[Entries supplied — start]
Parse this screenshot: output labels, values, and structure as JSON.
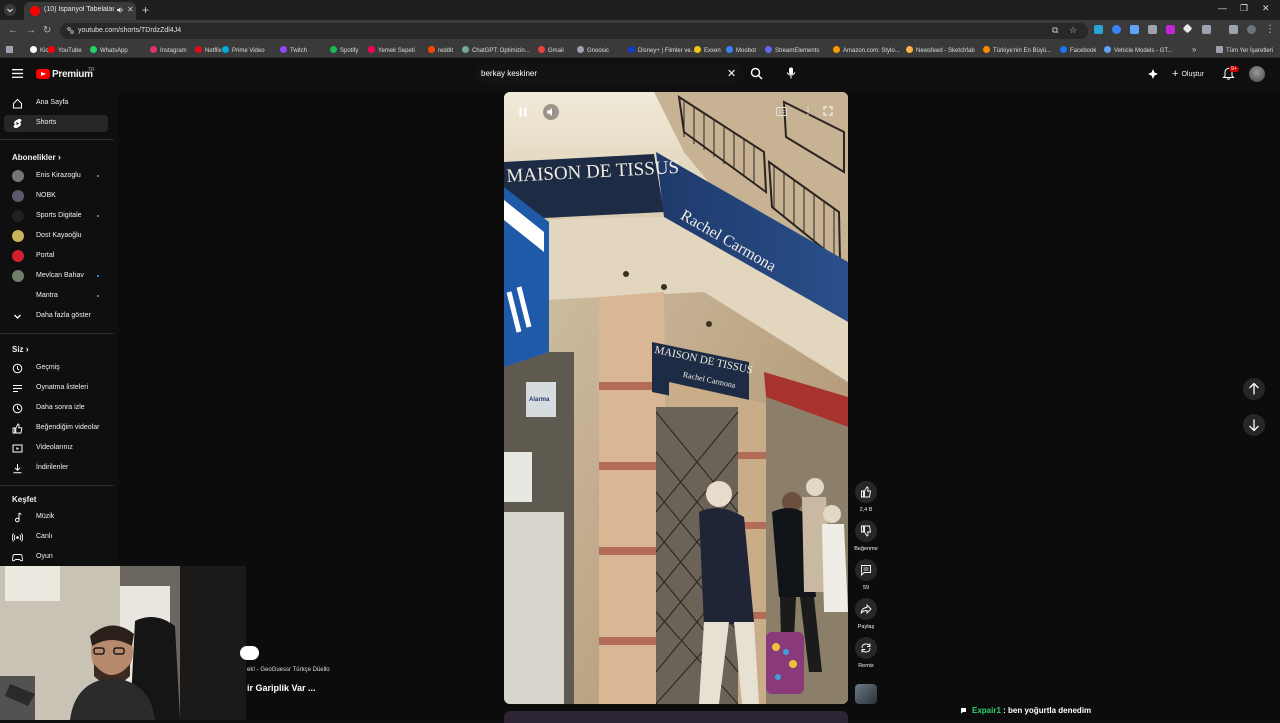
{
  "browser": {
    "tab_title": "(10) İspanyol Tabelalarında",
    "url": "youtube.com/shorts/TDrdzZdl4J4",
    "bookmarks": [
      "Kick",
      "YouTube",
      "WhatsApp",
      "Instagram",
      "Netflix",
      "Prime Video",
      "Twitch",
      "Spotify",
      "Yemek Sepeti",
      "reddit",
      "ChatGPT: Optimizin...",
      "Gmail",
      "Gnoosic",
      "Disney+ | Filmler ve...",
      "Exxen",
      "Moobot",
      "StreamElements",
      "Amazon.com: Stylo...",
      "Newsfeed - Sketchfab",
      "Türkiye'nin En Büyü...",
      "Facebook",
      "Vehicle Models - GT..."
    ],
    "all_bookmarks": "Tüm Yer İşaretleri"
  },
  "header": {
    "brand": "Premium",
    "brand_tr": "TR",
    "search_query": "berkay keskiner",
    "create_label": "Oluştur",
    "notif_count": "9+"
  },
  "sidebar": {
    "main": [
      {
        "label": "Ana Sayfa",
        "icon": "home-icon"
      },
      {
        "label": "Shorts",
        "icon": "shorts-icon",
        "active": true
      }
    ],
    "subs_title": "Abonelikler",
    "subs": [
      {
        "label": "Enis Kirazoglu",
        "dot": true,
        "color": "#777777"
      },
      {
        "label": "NOBK",
        "dot": false,
        "color": "#5a5a6a"
      },
      {
        "label": "Sports Digitale",
        "dot": true,
        "color": "#222222"
      },
      {
        "label": "Dost Kayaoğlu",
        "dot": false,
        "color": "#c9b45a"
      },
      {
        "label": "Portal",
        "dot": false,
        "color": "#d21f2b"
      },
      {
        "label": "Mevlcan Bahav",
        "dot": true,
        "color": "#6f7f6a"
      },
      {
        "label": "Mantra",
        "dot": true,
        "color": "#111111"
      }
    ],
    "show_more": "Daha fazla göster",
    "you_title": "Siz",
    "you": [
      {
        "label": "Geçmiş",
        "icon": "history-icon"
      },
      {
        "label": "Oynatma listeleri",
        "icon": "playlists-icon"
      },
      {
        "label": "Daha sonra izle",
        "icon": "watch-later-icon"
      },
      {
        "label": "Beğendiğim videolar",
        "icon": "liked-videos-icon"
      },
      {
        "label": "Videolarınız",
        "icon": "your-videos-icon"
      },
      {
        "label": "İndirilenler",
        "icon": "downloads-icon"
      }
    ],
    "explore_title": "Keşfet",
    "explore": [
      {
        "label": "Müzik",
        "icon": "music-icon"
      },
      {
        "label": "Canlı",
        "icon": "live-icon"
      },
      {
        "label": "Oyun",
        "icon": "gaming-icon"
      }
    ]
  },
  "video": {
    "sign_top": "MAISON DE TISSUS",
    "sign_side": "Rachel Carmona",
    "sign_lower_1": "MAISON DE TISSUS",
    "sign_lower_2": "Rachel Carmona",
    "poster": "Alarma"
  },
  "actions": {
    "like_count": "2,4 B",
    "dislike_label": "Beğenme",
    "comment_count": "59",
    "share_label": "Paylaş",
    "remix_label": "Remix"
  },
  "overlay": {
    "peek_line_1": "ek! - GeoGuessr Türkçe Düello",
    "peek_line_2": "ir Gariplik Var ...",
    "chat_user": "Expair1",
    "chat_msg": ": ben yoğurtla denedim"
  }
}
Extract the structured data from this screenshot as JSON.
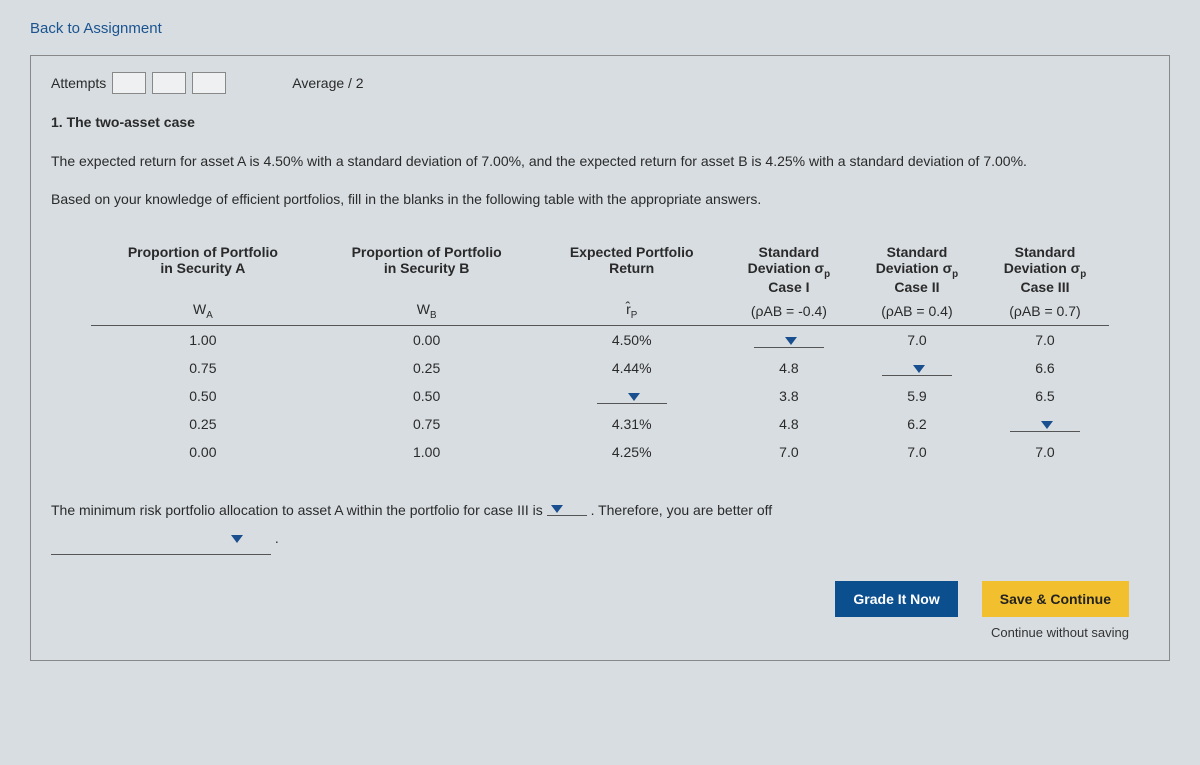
{
  "back_link": "Back to Assignment",
  "attempts_label": "Attempts",
  "average_label": "Average / 2",
  "section_heading": "1. The two-asset case",
  "paragraph1": "The expected return for asset A is 4.50% with a standard deviation of 7.00%, and the expected return for asset B is 4.25% with a standard deviation of 7.00%.",
  "paragraph2": "Based on your knowledge of efficient portfolios, fill in the blanks in the following table with the appropriate answers.",
  "headers": {
    "propA_1": "Proportion of Portfolio",
    "propA_2": "in Security A",
    "propB_1": "Proportion of Portfolio",
    "propB_2": "in Security B",
    "ret_1": "Expected Portfolio",
    "ret_2": "Return",
    "sd_1": "Standard",
    "sd_2": "Deviation σ",
    "case1": "Case I",
    "case2": "Case II",
    "case3": "Case III",
    "wa": "W",
    "wb": "W",
    "rp": "r̂",
    "pab1": "(ρAB = -0.4)",
    "pab2": "(ρAB = 0.4)",
    "pab3": "(ρAB = 0.7)"
  },
  "rows": [
    {
      "wa": "1.00",
      "wb": "0.00",
      "rp": "4.50%",
      "c1": "",
      "c1_dd": true,
      "c2": "7.0",
      "c2_dd": false,
      "c3": "7.0",
      "c3_dd": false
    },
    {
      "wa": "0.75",
      "wb": "0.25",
      "rp": "4.44%",
      "c1": "4.8",
      "c1_dd": false,
      "c2": "",
      "c2_dd": true,
      "c3": "6.6",
      "c3_dd": false
    },
    {
      "wa": "0.50",
      "wb": "0.50",
      "rp": "",
      "rp_dd": true,
      "c1": "3.8",
      "c1_dd": false,
      "c2": "5.9",
      "c2_dd": false,
      "c3": "6.5",
      "c3_dd": false
    },
    {
      "wa": "0.25",
      "wb": "0.75",
      "rp": "4.31%",
      "c1": "4.8",
      "c1_dd": false,
      "c2": "6.2",
      "c2_dd": false,
      "c3": "",
      "c3_dd": true
    },
    {
      "wa": "0.00",
      "wb": "1.00",
      "rp": "4.25%",
      "c1": "7.0",
      "c1_dd": false,
      "c2": "7.0",
      "c2_dd": false,
      "c3": "7.0",
      "c3_dd": false
    }
  ],
  "sentence_part1": "The minimum risk portfolio allocation to asset A within the portfolio for case III is ",
  "sentence_part2": " . Therefore, you are better off",
  "sentence_part3": " .",
  "buttons": {
    "grade": "Grade It Now",
    "save": "Save & Continue",
    "continue_wo": "Continue without saving"
  }
}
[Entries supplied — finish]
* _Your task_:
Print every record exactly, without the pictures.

* _Written response_:
Parse this screenshot: output labels, values, and structure as JSON.
{
  "browser": {
    "tab_title": "(10) İspanyol Tabelalarında",
    "url": "youtube.com/shorts/TDrdzZdl4J4",
    "bookmarks": [
      "Kick",
      "YouTube",
      "WhatsApp",
      "Instagram",
      "Netflix",
      "Prime Video",
      "Twitch",
      "Spotify",
      "Yemek Sepeti",
      "reddit",
      "ChatGPT: Optimizin...",
      "Gmail",
      "Gnoosic",
      "Disney+ | Filmler ve...",
      "Exxen",
      "Moobot",
      "StreamElements",
      "Amazon.com: Stylo...",
      "Newsfeed - Sketchfab",
      "Türkiye'nin En Büyü...",
      "Facebook",
      "Vehicle Models - GT..."
    ],
    "all_bookmarks": "Tüm Yer İşaretleri"
  },
  "header": {
    "brand": "Premium",
    "brand_tr": "TR",
    "search_query": "berkay keskiner",
    "create_label": "Oluştur",
    "notif_count": "9+"
  },
  "sidebar": {
    "main": [
      {
        "label": "Ana Sayfa",
        "icon": "home-icon"
      },
      {
        "label": "Shorts",
        "icon": "shorts-icon",
        "active": true
      }
    ],
    "subs_title": "Abonelikler",
    "subs": [
      {
        "label": "Enis Kirazoglu",
        "dot": true,
        "color": "#777777"
      },
      {
        "label": "NOBK",
        "dot": false,
        "color": "#5a5a6a"
      },
      {
        "label": "Sports Digitale",
        "dot": true,
        "color": "#222222"
      },
      {
        "label": "Dost Kayaoğlu",
        "dot": false,
        "color": "#c9b45a"
      },
      {
        "label": "Portal",
        "dot": false,
        "color": "#d21f2b"
      },
      {
        "label": "Mevlcan Bahav",
        "dot": true,
        "color": "#6f7f6a"
      },
      {
        "label": "Mantra",
        "dot": true,
        "color": "#111111"
      }
    ],
    "show_more": "Daha fazla göster",
    "you_title": "Siz",
    "you": [
      {
        "label": "Geçmiş",
        "icon": "history-icon"
      },
      {
        "label": "Oynatma listeleri",
        "icon": "playlists-icon"
      },
      {
        "label": "Daha sonra izle",
        "icon": "watch-later-icon"
      },
      {
        "label": "Beğendiğim videolar",
        "icon": "liked-videos-icon"
      },
      {
        "label": "Videolarınız",
        "icon": "your-videos-icon"
      },
      {
        "label": "İndirilenler",
        "icon": "downloads-icon"
      }
    ],
    "explore_title": "Keşfet",
    "explore": [
      {
        "label": "Müzik",
        "icon": "music-icon"
      },
      {
        "label": "Canlı",
        "icon": "live-icon"
      },
      {
        "label": "Oyun",
        "icon": "gaming-icon"
      }
    ]
  },
  "video": {
    "sign_top": "MAISON DE TISSUS",
    "sign_side": "Rachel Carmona",
    "sign_lower_1": "MAISON DE TISSUS",
    "sign_lower_2": "Rachel Carmona",
    "poster": "Alarma"
  },
  "actions": {
    "like_count": "2,4 B",
    "dislike_label": "Beğenme",
    "comment_count": "59",
    "share_label": "Paylaş",
    "remix_label": "Remix"
  },
  "overlay": {
    "peek_line_1": "ek! - GeoGuessr Türkçe Düello",
    "peek_line_2": "ir Gariplik Var ...",
    "chat_user": "Expair1",
    "chat_msg": ": ben yoğurtla denedim"
  }
}
Extract the structured data from this screenshot as JSON.
{
  "back_link": "Back to Assignment",
  "attempts_label": "Attempts",
  "average_label": "Average / 2",
  "section_heading": "1. The two-asset case",
  "paragraph1": "The expected return for asset A is 4.50% with a standard deviation of 7.00%, and the expected return for asset B is 4.25% with a standard deviation of 7.00%.",
  "paragraph2": "Based on your knowledge of efficient portfolios, fill in the blanks in the following table with the appropriate answers.",
  "headers": {
    "propA_1": "Proportion of Portfolio",
    "propA_2": "in Security A",
    "propB_1": "Proportion of Portfolio",
    "propB_2": "in Security B",
    "ret_1": "Expected Portfolio",
    "ret_2": "Return",
    "sd_1": "Standard",
    "sd_2": "Deviation σ",
    "case1": "Case I",
    "case2": "Case II",
    "case3": "Case III",
    "wa": "W",
    "wb": "W",
    "rp": "r̂",
    "pab1": "(ρAB = -0.4)",
    "pab2": "(ρAB = 0.4)",
    "pab3": "(ρAB = 0.7)"
  },
  "rows": [
    {
      "wa": "1.00",
      "wb": "0.00",
      "rp": "4.50%",
      "c1": "",
      "c1_dd": true,
      "c2": "7.0",
      "c2_dd": false,
      "c3": "7.0",
      "c3_dd": false
    },
    {
      "wa": "0.75",
      "wb": "0.25",
      "rp": "4.44%",
      "c1": "4.8",
      "c1_dd": false,
      "c2": "",
      "c2_dd": true,
      "c3": "6.6",
      "c3_dd": false
    },
    {
      "wa": "0.50",
      "wb": "0.50",
      "rp": "",
      "rp_dd": true,
      "c1": "3.8",
      "c1_dd": false,
      "c2": "5.9",
      "c2_dd": false,
      "c3": "6.5",
      "c3_dd": false
    },
    {
      "wa": "0.25",
      "wb": "0.75",
      "rp": "4.31%",
      "c1": "4.8",
      "c1_dd": false,
      "c2": "6.2",
      "c2_dd": false,
      "c3": "",
      "c3_dd": true
    },
    {
      "wa": "0.00",
      "wb": "1.00",
      "rp": "4.25%",
      "c1": "7.0",
      "c1_dd": false,
      "c2": "7.0",
      "c2_dd": false,
      "c3": "7.0",
      "c3_dd": false
    }
  ],
  "sentence_part1": "The minimum risk portfolio allocation to asset A within the portfolio for case III is ",
  "sentence_part2": " . Therefore, you are better off",
  "sentence_part3": " .",
  "buttons": {
    "grade": "Grade It Now",
    "save": "Save & Continue",
    "continue_wo": "Continue without saving"
  }
}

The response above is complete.